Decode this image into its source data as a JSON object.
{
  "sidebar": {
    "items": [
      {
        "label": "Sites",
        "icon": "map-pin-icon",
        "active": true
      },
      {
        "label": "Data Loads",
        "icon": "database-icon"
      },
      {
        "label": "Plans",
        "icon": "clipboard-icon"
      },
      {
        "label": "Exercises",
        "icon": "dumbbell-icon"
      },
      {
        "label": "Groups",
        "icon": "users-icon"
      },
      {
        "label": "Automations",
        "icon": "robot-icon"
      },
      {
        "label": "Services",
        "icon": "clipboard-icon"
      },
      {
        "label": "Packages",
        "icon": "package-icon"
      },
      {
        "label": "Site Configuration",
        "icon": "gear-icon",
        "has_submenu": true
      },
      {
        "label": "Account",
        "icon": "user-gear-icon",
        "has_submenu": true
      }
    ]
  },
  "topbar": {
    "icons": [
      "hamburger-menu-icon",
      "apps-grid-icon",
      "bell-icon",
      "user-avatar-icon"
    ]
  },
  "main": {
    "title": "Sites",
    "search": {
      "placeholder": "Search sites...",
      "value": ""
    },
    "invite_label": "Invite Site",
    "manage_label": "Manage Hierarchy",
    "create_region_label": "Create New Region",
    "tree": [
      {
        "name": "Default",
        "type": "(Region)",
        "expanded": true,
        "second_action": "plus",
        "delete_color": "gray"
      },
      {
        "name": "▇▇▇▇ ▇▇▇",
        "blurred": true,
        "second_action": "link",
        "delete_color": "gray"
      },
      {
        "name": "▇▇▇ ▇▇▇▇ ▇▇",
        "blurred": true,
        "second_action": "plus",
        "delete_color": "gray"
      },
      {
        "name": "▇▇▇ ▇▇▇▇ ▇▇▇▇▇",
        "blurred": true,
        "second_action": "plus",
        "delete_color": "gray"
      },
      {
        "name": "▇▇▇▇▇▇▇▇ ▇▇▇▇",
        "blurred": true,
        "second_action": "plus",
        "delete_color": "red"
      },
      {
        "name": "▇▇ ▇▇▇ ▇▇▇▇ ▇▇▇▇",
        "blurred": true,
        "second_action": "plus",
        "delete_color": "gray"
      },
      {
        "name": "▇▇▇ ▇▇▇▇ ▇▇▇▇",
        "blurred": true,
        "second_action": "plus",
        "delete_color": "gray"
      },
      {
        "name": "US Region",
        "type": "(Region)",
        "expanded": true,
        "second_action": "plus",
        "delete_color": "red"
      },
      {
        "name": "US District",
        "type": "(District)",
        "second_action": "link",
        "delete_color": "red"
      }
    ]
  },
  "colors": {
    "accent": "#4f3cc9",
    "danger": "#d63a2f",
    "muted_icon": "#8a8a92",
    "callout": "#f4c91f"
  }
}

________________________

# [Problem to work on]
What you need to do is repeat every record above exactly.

# [Output for this task]
Decode this image into its source data as a JSON object.
{
  "sidebar": {
    "items": [
      {
        "label": "Sites",
        "icon": "map-pin-icon",
        "active": true
      },
      {
        "label": "Data Loads",
        "icon": "database-icon"
      },
      {
        "label": "Plans",
        "icon": "clipboard-icon"
      },
      {
        "label": "Exercises",
        "icon": "dumbbell-icon"
      },
      {
        "label": "Groups",
        "icon": "users-icon"
      },
      {
        "label": "Automations",
        "icon": "robot-icon"
      },
      {
        "label": "Services",
        "icon": "clipboard-icon"
      },
      {
        "label": "Packages",
        "icon": "package-icon"
      },
      {
        "label": "Site Configuration",
        "icon": "gear-icon",
        "has_submenu": true
      },
      {
        "label": "Account",
        "icon": "user-gear-icon",
        "has_submenu": true
      }
    ]
  },
  "topbar": {
    "icons": [
      "hamburger-menu-icon",
      "apps-grid-icon",
      "bell-icon",
      "user-avatar-icon"
    ]
  },
  "main": {
    "title": "Sites",
    "search": {
      "placeholder": "Search sites...",
      "value": ""
    },
    "invite_label": "Invite Site",
    "manage_label": "Manage Hierarchy",
    "create_region_label": "Create New Region",
    "tree": [
      {
        "name": "Default",
        "type": "(Region)",
        "expanded": true,
        "second_action": "plus",
        "delete_color": "gray"
      },
      {
        "name": "▇▇▇▇ ▇▇▇",
        "blurred": true,
        "second_action": "link",
        "delete_color": "gray"
      },
      {
        "name": "▇▇▇ ▇▇▇▇ ▇▇",
        "blurred": true,
        "second_action": "plus",
        "delete_color": "gray"
      },
      {
        "name": "▇▇▇ ▇▇▇▇ ▇▇▇▇▇",
        "blurred": true,
        "second_action": "plus",
        "delete_color": "gray"
      },
      {
        "name": "▇▇▇▇▇▇▇▇ ▇▇▇▇",
        "blurred": true,
        "second_action": "plus",
        "delete_color": "red"
      },
      {
        "name": "▇▇ ▇▇▇ ▇▇▇▇ ▇▇▇▇",
        "blurred": true,
        "second_action": "plus",
        "delete_color": "gray"
      },
      {
        "name": "▇▇▇ ▇▇▇▇ ▇▇▇▇",
        "blurred": true,
        "second_action": "plus",
        "delete_color": "gray"
      },
      {
        "name": "US Region",
        "type": "(Region)",
        "expanded": true,
        "second_action": "plus",
        "delete_color": "red"
      },
      {
        "name": "US District",
        "type": "(District)",
        "second_action": "link",
        "delete_color": "red"
      }
    ]
  },
  "colors": {
    "accent": "#4f3cc9",
    "danger": "#d63a2f",
    "muted_icon": "#8a8a92",
    "callout": "#f4c91f"
  }
}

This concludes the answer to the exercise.